Coplas on the Death of His Father has been called the greatest poem in the Spanish language, but even without it, Manrique’s approximately fifty canciones (lyric poems) and decires (narrative, panegyric, or satirical poems) would have established him among the leading poets of his time. As it was, Coplas on the Death of His Father so touched the imagination of subsequent generations that for more than two hundred years, criticism was written that sought to discover new and esoteric meanings in Manrique’s masterpiece. Lope de Vega Carpio esteemed it so highly that he declared that it should have been written in letters of gold. Manrique’s most eloquent English translator, Henry Wadsworth Longfellow, thought it to be the most beautiful “moral” poem in the Spanish language, and Pedro Salinas wrote that the poem represents the culmination of the elegiac lyric in Spanish. Manrique’s critics concur that in this work he excels all other poets of the fifteenth century in Spain.

The poem, which consists of approximately five hundred lines divided into forty-two coplas (or stanzas), is a memorial to Manrique’s father, Rodrigo, who died in 1476 at the height of his fame. An intensely emotional poem, it integrates the poet’s personal loss, the medieval worldview, concern for the passing of time, the vagaries of fortune, the inevitability of death, and the hope of salvation. Its uniqueness lies in Manrique’s ability to employ familiar and rather well-worn themes in such a way as to extend their aesthetic potential. A mark of Manrique’s greatness is his ability to render the grief of one individual in such a way that it becomes a grief universally shared by his readers.

The poem uses the form known as the copla de pie quebrado, familiar in Spanish poetry from the time of Juan Ruiz, the Archpriest of Hita, in the fourteenth century. In the pie quebrado, the tetrasyllablic (four-syllable) line is used with the octosyllabic (eight-syllable) line, thus reducing some lines to half the metrical length of the others, in mixed trochaic meter. These half-lines, when handled by a master, create an effect of suspense or hesitation. Manrique’s use of the pie quebrado form became so famous that thereafter the term copla manriqueña (after Manrique), or simply the copla de Jorge Manrique, became as distinctive as the Shakespearean sonnet became in English letters.

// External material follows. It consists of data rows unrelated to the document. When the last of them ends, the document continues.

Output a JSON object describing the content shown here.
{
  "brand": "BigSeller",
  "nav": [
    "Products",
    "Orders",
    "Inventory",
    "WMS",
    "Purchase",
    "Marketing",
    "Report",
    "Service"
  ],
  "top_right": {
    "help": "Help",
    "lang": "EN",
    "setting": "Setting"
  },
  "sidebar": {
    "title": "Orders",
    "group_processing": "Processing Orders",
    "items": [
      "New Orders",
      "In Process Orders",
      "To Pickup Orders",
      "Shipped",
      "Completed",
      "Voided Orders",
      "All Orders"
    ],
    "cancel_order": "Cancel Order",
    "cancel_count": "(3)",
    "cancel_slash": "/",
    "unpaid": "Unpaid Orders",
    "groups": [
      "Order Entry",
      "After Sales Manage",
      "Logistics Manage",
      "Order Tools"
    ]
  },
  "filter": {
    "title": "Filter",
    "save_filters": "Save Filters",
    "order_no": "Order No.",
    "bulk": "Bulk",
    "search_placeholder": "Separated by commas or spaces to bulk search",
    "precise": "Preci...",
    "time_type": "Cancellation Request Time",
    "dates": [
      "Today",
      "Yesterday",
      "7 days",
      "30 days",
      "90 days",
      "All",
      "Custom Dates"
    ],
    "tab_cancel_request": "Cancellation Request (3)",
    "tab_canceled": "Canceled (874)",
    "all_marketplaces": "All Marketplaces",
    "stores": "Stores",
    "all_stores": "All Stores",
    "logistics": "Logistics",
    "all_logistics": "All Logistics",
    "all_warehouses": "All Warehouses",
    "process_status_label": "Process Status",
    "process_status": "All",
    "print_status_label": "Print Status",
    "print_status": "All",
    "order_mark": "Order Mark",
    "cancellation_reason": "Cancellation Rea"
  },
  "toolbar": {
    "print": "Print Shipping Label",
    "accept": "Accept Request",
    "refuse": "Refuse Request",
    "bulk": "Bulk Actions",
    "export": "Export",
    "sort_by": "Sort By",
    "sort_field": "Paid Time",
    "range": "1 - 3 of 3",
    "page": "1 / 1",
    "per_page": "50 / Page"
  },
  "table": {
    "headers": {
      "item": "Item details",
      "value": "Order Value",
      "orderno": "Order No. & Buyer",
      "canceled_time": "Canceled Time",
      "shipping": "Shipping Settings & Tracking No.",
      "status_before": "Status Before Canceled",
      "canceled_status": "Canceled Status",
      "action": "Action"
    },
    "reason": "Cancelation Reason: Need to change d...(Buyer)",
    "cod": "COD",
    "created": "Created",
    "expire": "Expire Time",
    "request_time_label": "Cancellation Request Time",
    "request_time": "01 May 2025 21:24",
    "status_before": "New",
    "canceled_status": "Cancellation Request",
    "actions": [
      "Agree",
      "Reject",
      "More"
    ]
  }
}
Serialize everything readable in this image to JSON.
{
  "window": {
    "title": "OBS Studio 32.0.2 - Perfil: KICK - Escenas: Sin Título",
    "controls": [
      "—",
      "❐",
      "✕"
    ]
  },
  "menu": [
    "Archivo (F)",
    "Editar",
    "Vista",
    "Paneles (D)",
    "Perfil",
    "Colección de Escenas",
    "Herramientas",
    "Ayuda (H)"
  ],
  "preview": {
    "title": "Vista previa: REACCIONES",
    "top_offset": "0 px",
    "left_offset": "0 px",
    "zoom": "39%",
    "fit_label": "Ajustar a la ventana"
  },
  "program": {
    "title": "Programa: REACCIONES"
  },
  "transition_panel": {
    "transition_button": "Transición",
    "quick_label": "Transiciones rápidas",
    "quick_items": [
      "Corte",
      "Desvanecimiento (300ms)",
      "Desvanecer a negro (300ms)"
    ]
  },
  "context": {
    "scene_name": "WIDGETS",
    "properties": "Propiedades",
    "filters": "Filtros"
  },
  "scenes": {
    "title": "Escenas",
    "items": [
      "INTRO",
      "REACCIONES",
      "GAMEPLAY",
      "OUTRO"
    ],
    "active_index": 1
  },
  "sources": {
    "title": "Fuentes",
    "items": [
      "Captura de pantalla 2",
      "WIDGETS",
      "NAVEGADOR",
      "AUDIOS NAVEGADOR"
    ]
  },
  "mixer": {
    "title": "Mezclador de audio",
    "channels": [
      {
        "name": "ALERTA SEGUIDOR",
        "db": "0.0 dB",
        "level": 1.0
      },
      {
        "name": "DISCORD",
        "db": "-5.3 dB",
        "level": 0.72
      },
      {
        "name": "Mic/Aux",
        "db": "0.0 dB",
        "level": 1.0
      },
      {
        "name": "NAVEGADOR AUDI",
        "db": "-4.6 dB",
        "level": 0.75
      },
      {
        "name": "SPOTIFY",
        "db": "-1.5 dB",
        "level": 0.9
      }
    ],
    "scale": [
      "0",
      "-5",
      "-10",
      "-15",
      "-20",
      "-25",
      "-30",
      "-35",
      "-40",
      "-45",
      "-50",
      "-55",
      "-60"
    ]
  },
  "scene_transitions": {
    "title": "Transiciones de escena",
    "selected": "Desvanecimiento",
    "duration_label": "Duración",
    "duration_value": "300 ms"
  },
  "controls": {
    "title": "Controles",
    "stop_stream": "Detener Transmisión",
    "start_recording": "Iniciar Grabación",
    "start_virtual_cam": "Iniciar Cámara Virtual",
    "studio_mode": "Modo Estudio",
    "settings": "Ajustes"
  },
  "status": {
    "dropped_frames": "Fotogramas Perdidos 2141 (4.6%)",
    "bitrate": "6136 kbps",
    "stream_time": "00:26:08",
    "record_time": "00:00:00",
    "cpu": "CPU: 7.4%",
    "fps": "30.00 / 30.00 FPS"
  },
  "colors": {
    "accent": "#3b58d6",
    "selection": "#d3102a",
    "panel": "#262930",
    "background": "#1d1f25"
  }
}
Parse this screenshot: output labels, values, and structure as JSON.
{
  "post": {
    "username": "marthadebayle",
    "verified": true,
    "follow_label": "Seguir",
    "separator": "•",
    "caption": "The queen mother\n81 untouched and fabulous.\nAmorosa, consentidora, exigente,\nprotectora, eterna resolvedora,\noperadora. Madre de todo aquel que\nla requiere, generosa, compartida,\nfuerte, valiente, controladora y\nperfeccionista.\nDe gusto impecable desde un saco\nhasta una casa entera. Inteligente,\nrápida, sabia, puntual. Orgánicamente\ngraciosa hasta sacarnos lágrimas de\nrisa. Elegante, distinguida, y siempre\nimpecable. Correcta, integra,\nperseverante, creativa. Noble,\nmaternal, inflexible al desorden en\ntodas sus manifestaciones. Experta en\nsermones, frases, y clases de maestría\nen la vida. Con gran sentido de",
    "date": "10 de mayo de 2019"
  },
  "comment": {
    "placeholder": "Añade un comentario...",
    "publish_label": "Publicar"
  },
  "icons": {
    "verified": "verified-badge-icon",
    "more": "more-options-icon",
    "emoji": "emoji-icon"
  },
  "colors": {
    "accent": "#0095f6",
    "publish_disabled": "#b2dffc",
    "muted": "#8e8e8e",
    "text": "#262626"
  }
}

The dominant motifs in the Coplas on the Death of His Father reflect characteristic medieval themes: the ubi sunt qui ante nos in mundo fuere? (what has become of those who have gone before us?); the memento mori (in the middle of life we are in death); and the contemptus mundi (contempt for the things of this world); death personified; death as the great equalizer; the fleeting nature of fame and honor in this world; and the eternal promise of Christian salvation. Manrique, in presenting these well-known themes, achieves a rare intensity with his simple and direct vernacular Castilian. This was peculiarly significant for his time, because, in an age of classical translations,...

(The entire section is 1,791 words.)